> (1) High location might have protected from any tsunami.
Oops. Convincing. :-] My memory failure. Should likewise apply to anywhere
far inland, such as large parts of Africa and probably central east Asia...
and probably much of Antarctica.
> (2) Mountain-valley framework may have shielded from worst of forest fires
> and angular flying debris,
Sounds good. But in a magnitude 13 earthquake mountains will produce lots of
almost vertically flying debris, landslides and so on.
> possibly even allowing a lower proportion of acid rain.
This should rather apply to dry regions behind a mountain range... but wait,
I'm basing my thinking on the Alps (pretty wet on both sides, most weather
coming from the west) rather than the Rocky Mountains... but then the latter
were close to the Western Interior Seaway... hm.
> (3) Water supply, from even higher altitudes, may have been less affected
> by outside forces.
On the contrary, I'd say, because rainfall reaches the sources and rivers
faster there than elsewhere. Calcareous mountains should offer good
protection against acid rain, however.
> I am under the impression that flowering plants had evolved at the start of
> the Cretaceous.
The most common recent literature date for their first fossils -- some
central Asian pollen and *Archaefructus* -- is 124 Ma... "start of the
Cretaceous" can't be far off.
> Would such a habitat still be considered forest or is there
> another reason for excluding such areas?
Er -- all living broad-leaved trees except the ginkgo are angiosperms (as
opposed to conifers, which like the ginkgo are gymnosperms [paraphyletic]),
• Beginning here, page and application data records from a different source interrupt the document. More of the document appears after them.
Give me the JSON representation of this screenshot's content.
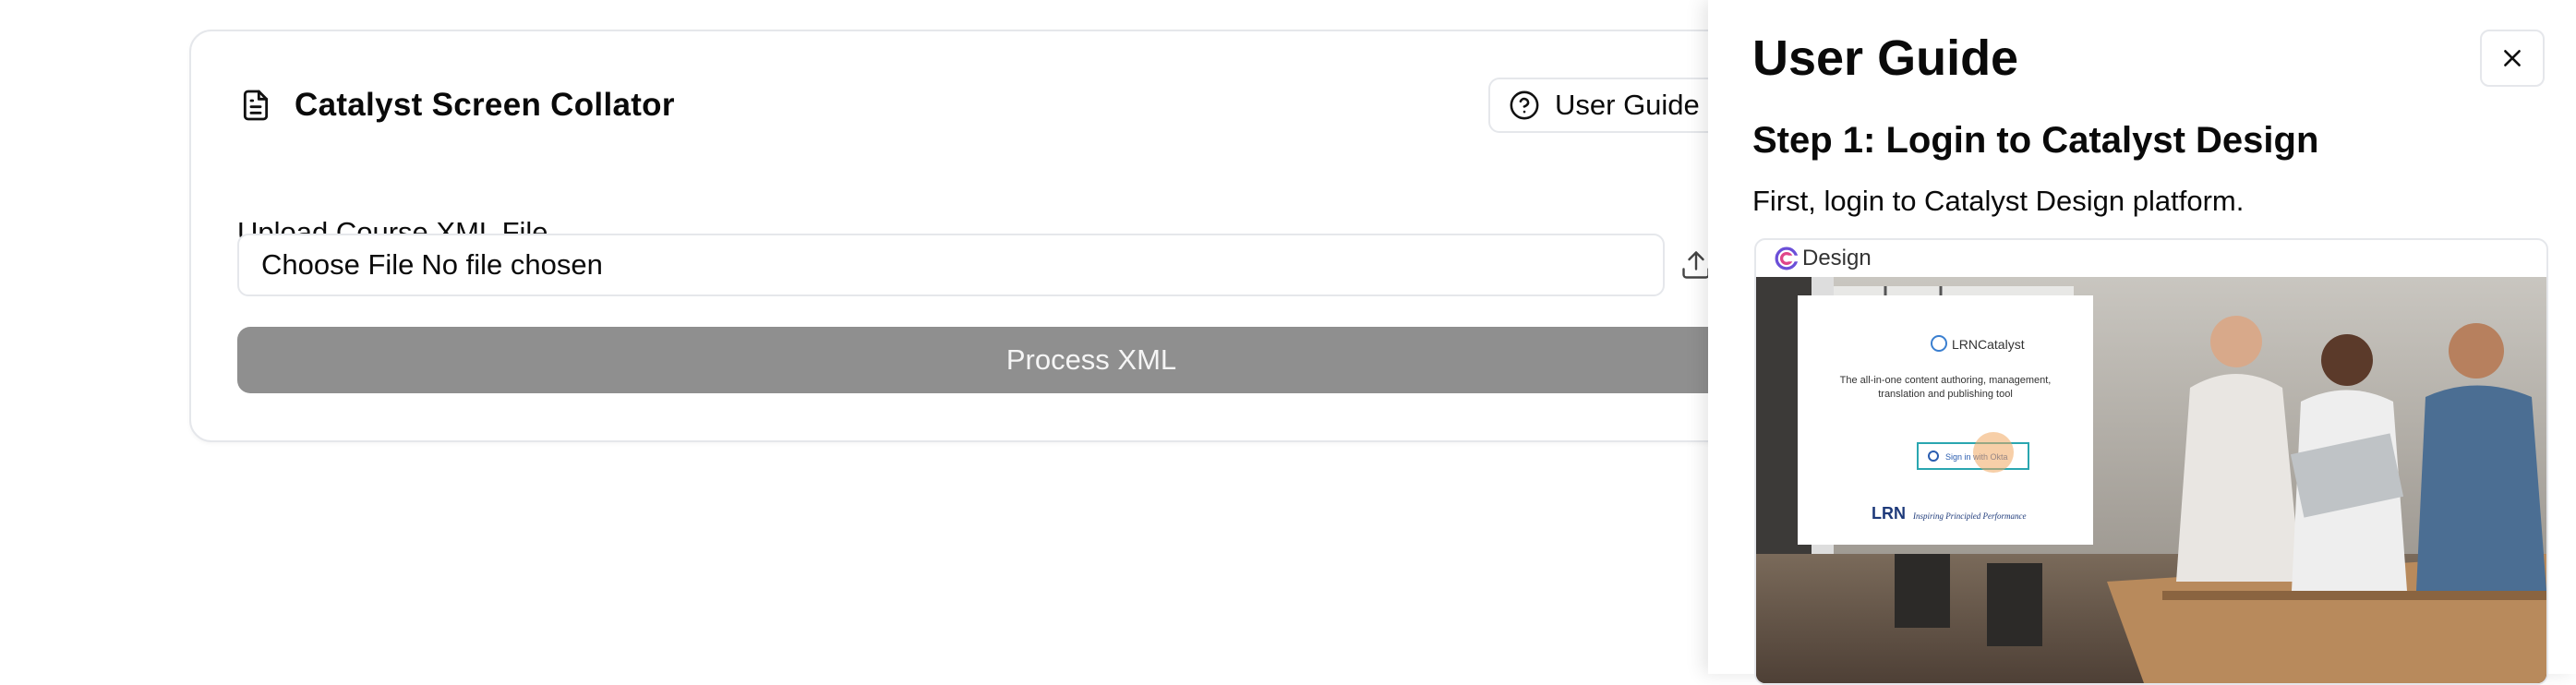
{
  "app": {
    "title": "Catalyst Screen Collator",
    "guide_button_label": "User Guide",
    "upload_label": "Upload Course XML File",
    "file_input": {
      "button_label": "Choose File",
      "status_text": "No file chosen"
    },
    "process_button_label": "Process XML"
  },
  "guide_panel": {
    "title": "User Guide",
    "steps": [
      {
        "title": "Step 1: Login to Catalyst Design",
        "description": "First, login to Catalyst Design platform.",
        "screenshot": {
          "app_bar_label": "Design",
          "brand_text": "LRNCatalyst",
          "tagline_line1": "The all-in-one content authoring, management,",
          "tagline_line2": "translation and publishing tool",
          "sign_in_label": "Sign in with Okta",
          "footer_brand": "LRN",
          "footer_slogan": "Inspiring Principled Performance"
        }
      }
    ]
  },
  "icons": {
    "document": "document-icon",
    "help": "help-circle-icon",
    "upload": "upload-icon",
    "close": "close-icon"
  },
  "colors": {
    "process_button_bg": "#8f8f8f",
    "border": "#e5e7eb",
    "text": "#0a0a0a"
  }
}
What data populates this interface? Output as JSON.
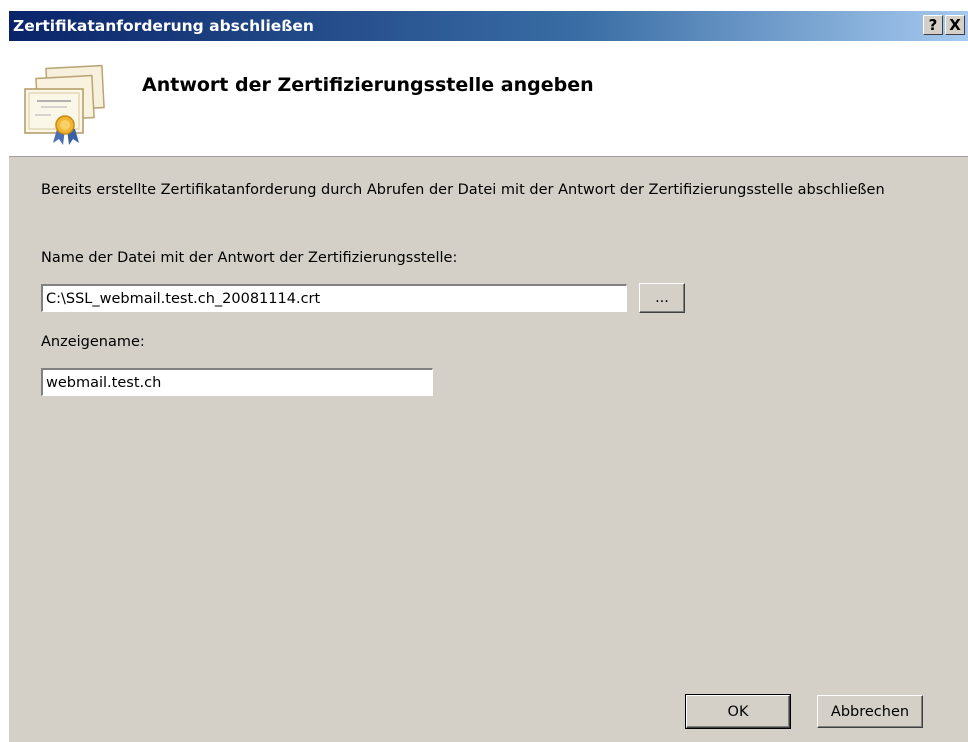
{
  "window": {
    "title": "Zertifikatanforderung abschließen",
    "help_button": "?",
    "close_button": "X"
  },
  "banner": {
    "heading": "Antwort der Zertifizierungsstelle angeben",
    "icon": "certificate-icon"
  },
  "main": {
    "description": "Bereits erstellte Zertifikatanforderung durch Abrufen der Datei mit der Antwort der Zertifizierungsstelle abschließen",
    "file_label": "Name der Datei mit der Antwort der Zertifizierungsstelle:",
    "file_value": "C:\\SSL_webmail.test.ch_20081114.crt",
    "browse_label": "...",
    "friendly_label": "Anzeigename:",
    "friendly_value": "webmail.test.ch"
  },
  "footer": {
    "ok_label": "OK",
    "cancel_label": "Abbrechen"
  },
  "colors": {
    "dialog_bg": "#d4d0c8",
    "titlebar_start": "#0a246a",
    "titlebar_end": "#a6caf0"
  }
}
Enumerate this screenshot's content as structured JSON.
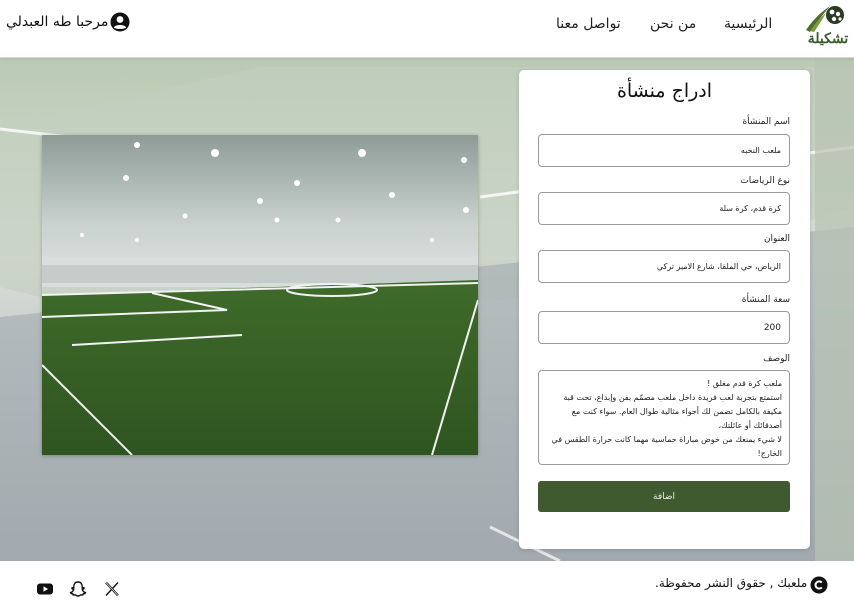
{
  "header": {
    "logo_text": "تشكيلة",
    "nav": {
      "home": "الرئيسية",
      "about": "من نحن",
      "contact": "تواصل معنا"
    },
    "greeting": "مرحبا طه العبدلي"
  },
  "form": {
    "title": "ادراج منشأة",
    "fields": [
      {
        "label": "اسم المنشأة",
        "value": "ملعب النخبه"
      },
      {
        "label": "نوع الرياضات",
        "value": "كرة قدم، كرة سلة"
      },
      {
        "label": "العنوان",
        "value": "الرياض، حي الملقا، شارع الامير تركي"
      },
      {
        "label": "سعة المنشأة",
        "value": "200"
      }
    ],
    "description_label": "الوصف",
    "description_value": "ملعب كرة قدم مغلق !\nاستمتع بتجربة لعب فريدة داخل ملعب مصمّم بفن وإبداع، تحت قبة مكيفة بالكامل تضمن لك أجواء مثالية طوال العام. سواء كنت مع أصدقائك أو عائلتك،\nلا شيء يمنعك من خوض مباراة حماسية مهما كانت حرارة الطقس في الخارج!",
    "submit_label": "اضافة"
  },
  "footer": {
    "copyright": "ملعبك , حقوق النشر محفوظة.",
    "social_icons": [
      "youtube-icon",
      "snapchat-icon",
      "x-icon"
    ]
  },
  "colors": {
    "brand_green": "#3e5a2e",
    "logo_green": "#3c5a2b"
  }
}
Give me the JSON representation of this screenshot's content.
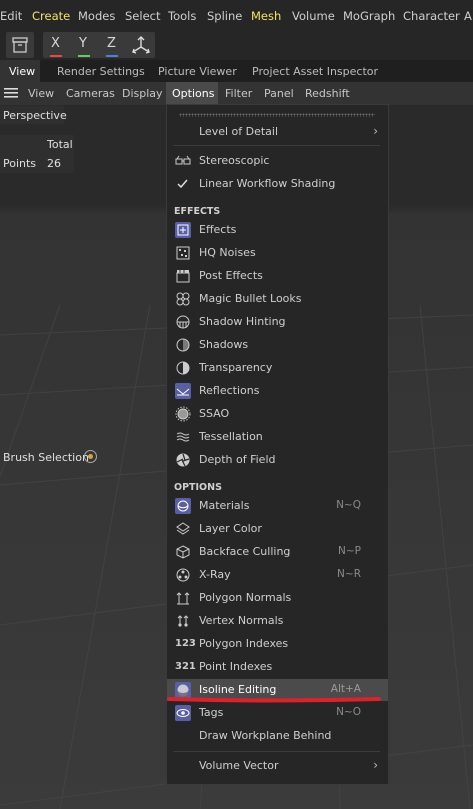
{
  "menubar": {
    "items": [
      "Edit",
      "Create",
      "Modes",
      "Select",
      "Tools",
      "Spline",
      "Mesh",
      "Volume",
      "MoGraph",
      "Character",
      "A"
    ],
    "highlighted": [
      "Create",
      "Mesh"
    ]
  },
  "toolbar": {
    "axes": [
      "X",
      "Y",
      "Z"
    ],
    "axis_colors": [
      "#e04a4a",
      "#5fcf5f",
      "#4a7fe0"
    ]
  },
  "tabs": [
    "View",
    "Render Settings",
    "Picture Viewer",
    "Project Asset Inspector"
  ],
  "viewport_menu": {
    "items": [
      "View",
      "Cameras",
      "Display",
      "Options",
      "Filter",
      "Panel",
      "Redshift"
    ],
    "active": "Options"
  },
  "viewport": {
    "camera": "Perspective",
    "stats_header": "Total",
    "stats_label": "Points",
    "stats_value": "26",
    "brush_label": "Brush Selection"
  },
  "popup": {
    "level_of_detail": "Level of Detail",
    "stereoscopic": "Stereoscopic",
    "linear_workflow": "Linear Workflow Shading",
    "effects_header": "EFFECTS",
    "effects": [
      "Effects",
      "HQ Noises",
      "Post Effects",
      "Magic Bullet Looks",
      "Shadow Hinting",
      "Shadows",
      "Transparency",
      "Reflections",
      "SSAO",
      "Tessellation",
      "Depth of Field"
    ],
    "options_header": "OPTIONS",
    "options": [
      {
        "label": "Materials",
        "shortcut": "N~Q"
      },
      {
        "label": "Layer Color",
        "shortcut": ""
      },
      {
        "label": "Backface Culling",
        "shortcut": "N~P"
      },
      {
        "label": "X-Ray",
        "shortcut": "N~R"
      },
      {
        "label": "Polygon Normals",
        "shortcut": ""
      },
      {
        "label": "Vertex Normals",
        "shortcut": ""
      },
      {
        "label": "Polygon Indexes",
        "shortcut": ""
      },
      {
        "label": "Point Indexes",
        "shortcut": ""
      },
      {
        "label": "Isoline Editing",
        "shortcut": "Alt+A"
      },
      {
        "label": "Tags",
        "shortcut": "N~O"
      },
      {
        "label": "Draw Workplane Behind",
        "shortcut": ""
      }
    ],
    "volume_vector": "Volume Vector",
    "selected_item": "Isoline Editing",
    "underline_color": "#e0202a"
  }
}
so angiosperm forests are nothing special... that wasn't your question, was
it? (Or should I feel like saying bad things about the US school system...?)